With India-Turkey relations souring, Ankara has turned to Bangladesh, India’s eastern neighbor and all-weather ally, to gain a foothold in South Asia. Turkey and Bangladesh have also been discussing ways to enhance defense cooperation.
During his two-day visit to Dhaka, Turkish Foreign Minister Mevlut Cavusoglu inaugurated the newly built Turkish embassy compound and discussed bilateral and regional issues. “Bangladesh is one of Turkey’s key partners in the ‘Asia Anew’ initiative, with its vibrant economy and young population,” Cavusoglu said.
He met his Bangladeshi counterpart AK Abdul Momen and Prime Minister Sheikh Hasina. The Turkish minister expressed Ankara’s interest in establishing strong ties with Bangladesh and said that Turkey will do “whatever is needed to strengthen bilateral trade.”
Momen told The Daily Star, a leading English daily in Bangladesh, that the two sides also held talks on defense cooperation. “This was not on the agenda. But the Turkish minister shared the idea of defense cooperation,” he said.
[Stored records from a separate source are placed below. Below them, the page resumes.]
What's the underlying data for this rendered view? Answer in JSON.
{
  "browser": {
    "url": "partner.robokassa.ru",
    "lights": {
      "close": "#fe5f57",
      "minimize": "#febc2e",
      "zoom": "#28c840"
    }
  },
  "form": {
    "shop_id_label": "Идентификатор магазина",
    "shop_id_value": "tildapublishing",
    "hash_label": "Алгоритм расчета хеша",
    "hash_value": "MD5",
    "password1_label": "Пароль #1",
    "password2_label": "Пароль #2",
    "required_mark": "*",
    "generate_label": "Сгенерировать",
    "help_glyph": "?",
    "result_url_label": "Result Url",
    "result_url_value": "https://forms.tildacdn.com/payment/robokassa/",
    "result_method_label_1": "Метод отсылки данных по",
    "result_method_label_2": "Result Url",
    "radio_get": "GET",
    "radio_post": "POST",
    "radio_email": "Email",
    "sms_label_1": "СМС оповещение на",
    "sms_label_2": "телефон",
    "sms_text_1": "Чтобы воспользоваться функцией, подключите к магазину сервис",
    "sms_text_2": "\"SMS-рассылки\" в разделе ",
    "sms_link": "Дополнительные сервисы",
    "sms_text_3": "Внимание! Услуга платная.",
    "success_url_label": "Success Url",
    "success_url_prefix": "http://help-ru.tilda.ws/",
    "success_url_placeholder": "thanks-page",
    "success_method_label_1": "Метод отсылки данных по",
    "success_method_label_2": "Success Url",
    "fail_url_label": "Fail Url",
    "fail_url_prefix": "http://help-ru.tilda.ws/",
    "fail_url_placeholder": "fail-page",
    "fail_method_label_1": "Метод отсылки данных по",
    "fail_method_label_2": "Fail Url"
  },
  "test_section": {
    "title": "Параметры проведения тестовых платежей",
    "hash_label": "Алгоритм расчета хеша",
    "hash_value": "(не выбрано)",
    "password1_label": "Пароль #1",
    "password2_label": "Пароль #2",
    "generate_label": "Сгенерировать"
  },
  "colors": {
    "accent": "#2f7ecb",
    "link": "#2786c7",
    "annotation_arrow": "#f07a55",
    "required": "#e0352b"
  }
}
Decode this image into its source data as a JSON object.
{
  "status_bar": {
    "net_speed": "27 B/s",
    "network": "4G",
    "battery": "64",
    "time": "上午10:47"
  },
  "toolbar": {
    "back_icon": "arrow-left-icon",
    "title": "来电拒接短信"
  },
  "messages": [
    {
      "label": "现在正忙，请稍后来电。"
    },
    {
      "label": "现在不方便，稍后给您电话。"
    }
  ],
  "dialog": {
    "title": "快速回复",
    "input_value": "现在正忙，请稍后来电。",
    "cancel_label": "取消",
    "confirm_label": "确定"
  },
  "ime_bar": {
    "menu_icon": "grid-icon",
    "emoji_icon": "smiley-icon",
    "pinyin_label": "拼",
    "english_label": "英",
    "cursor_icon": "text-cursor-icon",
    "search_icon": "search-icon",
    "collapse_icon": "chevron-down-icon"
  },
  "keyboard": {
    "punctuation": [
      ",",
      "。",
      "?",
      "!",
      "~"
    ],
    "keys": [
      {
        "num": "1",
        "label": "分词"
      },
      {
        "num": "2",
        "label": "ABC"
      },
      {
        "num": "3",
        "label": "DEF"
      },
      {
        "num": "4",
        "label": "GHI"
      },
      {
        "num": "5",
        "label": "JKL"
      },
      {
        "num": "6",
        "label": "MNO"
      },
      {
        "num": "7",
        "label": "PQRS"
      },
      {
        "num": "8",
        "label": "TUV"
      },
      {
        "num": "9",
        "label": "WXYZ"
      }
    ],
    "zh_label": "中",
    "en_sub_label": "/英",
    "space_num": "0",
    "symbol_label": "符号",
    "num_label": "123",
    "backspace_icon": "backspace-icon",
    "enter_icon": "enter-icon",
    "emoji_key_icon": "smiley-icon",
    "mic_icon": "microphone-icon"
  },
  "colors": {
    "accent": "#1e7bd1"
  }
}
The daily also reported that the Turkish minister emphasized that his country is “producing world-class military equipment and it does not impose many conditions on sales.” Momen said that while no immediate decision has been taken but “Bangladesh wants to diversify its sources of defense purchase.”
In 2013, Dhaka received Otokar Cobra light armored vehicles from Turkey and also placed an order for 680 light armored vehicles in 2017 worth $ 1 billion. In 2019, a Turkish company, Roketsan secured an order for medium-range guided multiple rocket launchers.
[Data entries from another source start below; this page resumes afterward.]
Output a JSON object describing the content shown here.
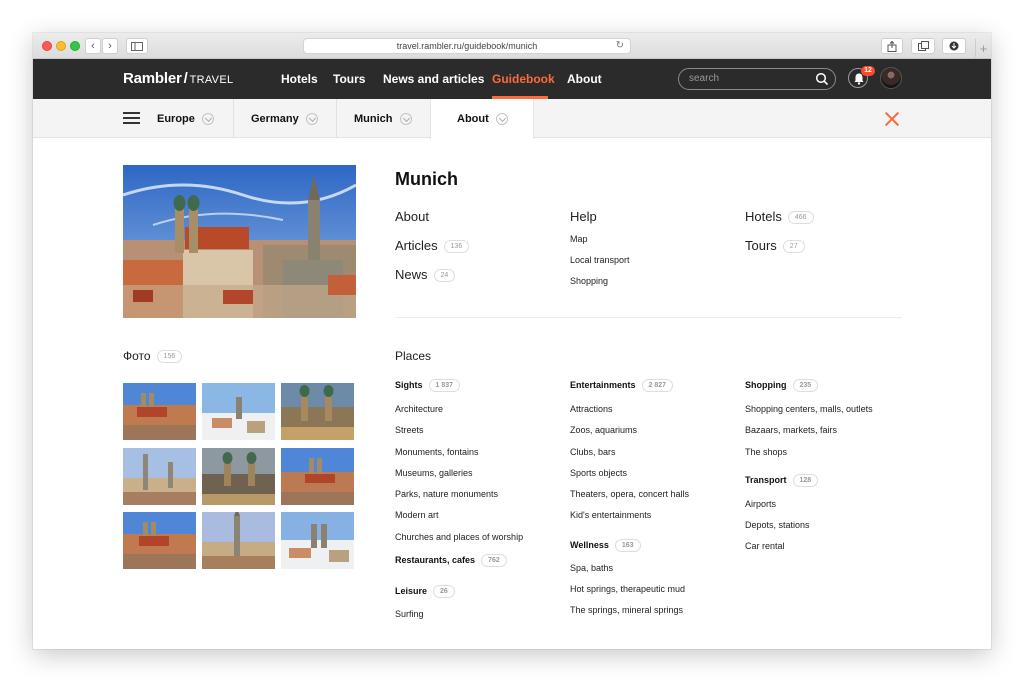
{
  "browser": {
    "url": "travel.rambler.ru/guidebook/munich"
  },
  "header": {
    "logo_brand": "Rambler",
    "logo_slash": "/",
    "logo_sub": "TRAVEL",
    "nav": [
      "Hotels",
      "Tours",
      "News and articles",
      "Guidebook",
      "About"
    ],
    "active_nav": "Guidebook",
    "search_placeholder": "search",
    "notifications_count": "12",
    "accent_color": "#ff6a3d",
    "bg_color": "#2b2b2b"
  },
  "breadcrumbs": [
    "Europe",
    "Germany",
    "Munich",
    "About"
  ],
  "city": {
    "title": "Munich",
    "links_col1": [
      {
        "label": "About",
        "count": ""
      },
      {
        "label": "Articles",
        "count": "136"
      },
      {
        "label": "News",
        "count": "24"
      }
    ],
    "help": {
      "title": "Help",
      "items": [
        "Map",
        "Local transport",
        "Shopping"
      ]
    },
    "links_col3": [
      {
        "label": "Hotels",
        "count": "466"
      },
      {
        "label": "Tours",
        "count": "27"
      }
    ]
  },
  "photos": {
    "title": "Фото",
    "count": "156"
  },
  "places": {
    "title": "Places",
    "sights": {
      "label": "Sights",
      "count": "1 837",
      "items": [
        "Architecture",
        "Streets",
        "Monuments, fontains",
        "Museums, galleries",
        "Parks, nature monuments",
        "Modern art",
        "Churches and places of worship"
      ]
    },
    "restaurants": {
      "label": "Restaurants, cafes",
      "count": "762"
    },
    "leisure": {
      "label": "Leisure",
      "count": "26",
      "items": [
        "Surfing"
      ]
    },
    "entertainments": {
      "label": "Entertainments",
      "count": "2 827",
      "items": [
        "Attractions",
        "Zoos, aquariums",
        "Clubs, bars",
        "Sports objects",
        "Theaters, opera, concert halls",
        "Kid's entertainments"
      ]
    },
    "wellness": {
      "label": "Wellness",
      "count": "163",
      "items": [
        "Spa, baths",
        "Hot springs, therapeutic mud",
        "The springs, mineral springs"
      ]
    },
    "shopping": {
      "label": "Shopping",
      "count": "235",
      "items": [
        "Shopping centers, malls, outlets",
        "Bazaars, markets, fairs",
        "The shops"
      ]
    },
    "transport": {
      "label": "Transport",
      "count": "128",
      "items": [
        "Airports",
        "Depots, stations",
        "Car rental"
      ]
    }
  }
}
Turkey and Bangladesh have shared amicable relations since Ankara recognized Bangladesh in 1974. However, the relations strained after 2012 after Ankara’s condemnation of the International Crimes Tribunal (Bangladesh) that convicted and executed Jamaat-e-Islami leaders for committing war crimes during Bangladesh’s 1971 Liberation war.
However, Ankara has consistently supported Dhaka on the Rohingya issue on all international platforms including the United Nations (UN) and Organisation of Islamic Cooperation (OIC).
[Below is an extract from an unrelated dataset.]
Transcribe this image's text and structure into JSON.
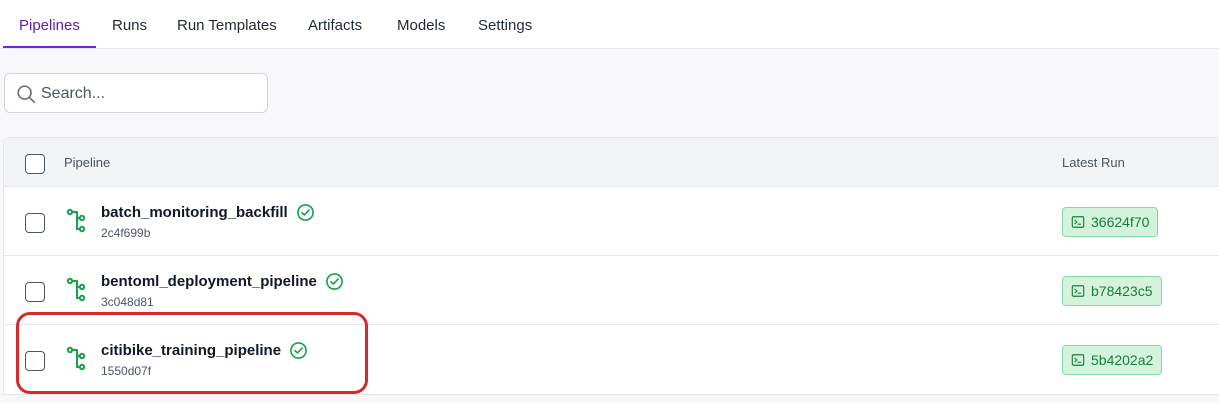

After India, Bangladesh is the second-largest trade partner with Turkey. However, relations between India and Turkey have soured in recent years. On India’s first anniversary of the revocation of the special status of Jammu and Kashmir, Turkey criticized New Delhi, saying the move did not bring peace to the Valley. The country has openly taken sides with Pakistan and has also raised the Kashmir issue in the United Nations drawing a sharp response from India.
Pakistan, a traditional ally of Turkey, is increasingly feeling the heat. While Pakistan’s ties with Saudi Arabia and the UAE have drastically soured, it has held tightly to Turkey. However, with Arab nations gradually normalizing relations with Isreal and even Turkey vowing to enhance its ties with the Jewish nations, Pakistan finds itself increasingly isolated in the region.
For a long time, Turkey has been inclined towards the West as a foreign partner. Days before Joe Biden takes over as US President, the Trump administration imposed sanctions on Turkey under the Countering America’s Adversaries Through Sanctions Act (CAATSA) over the latter’s acquisition of the S-400 missile system from Russia.
According to Dr. Yatharth Kachiar, a Research Associate, Vivekananda International Foundation, the increasing rift in Turkey’s relations with the West and the ongoing fight for primacy within the Muslim world has estranged Turkey from its traditional ally, the West and the neighboring Islamic countries. She added that in this scenario, Turkey is bidding to extend influence to regions with less historical baggage such as Asia.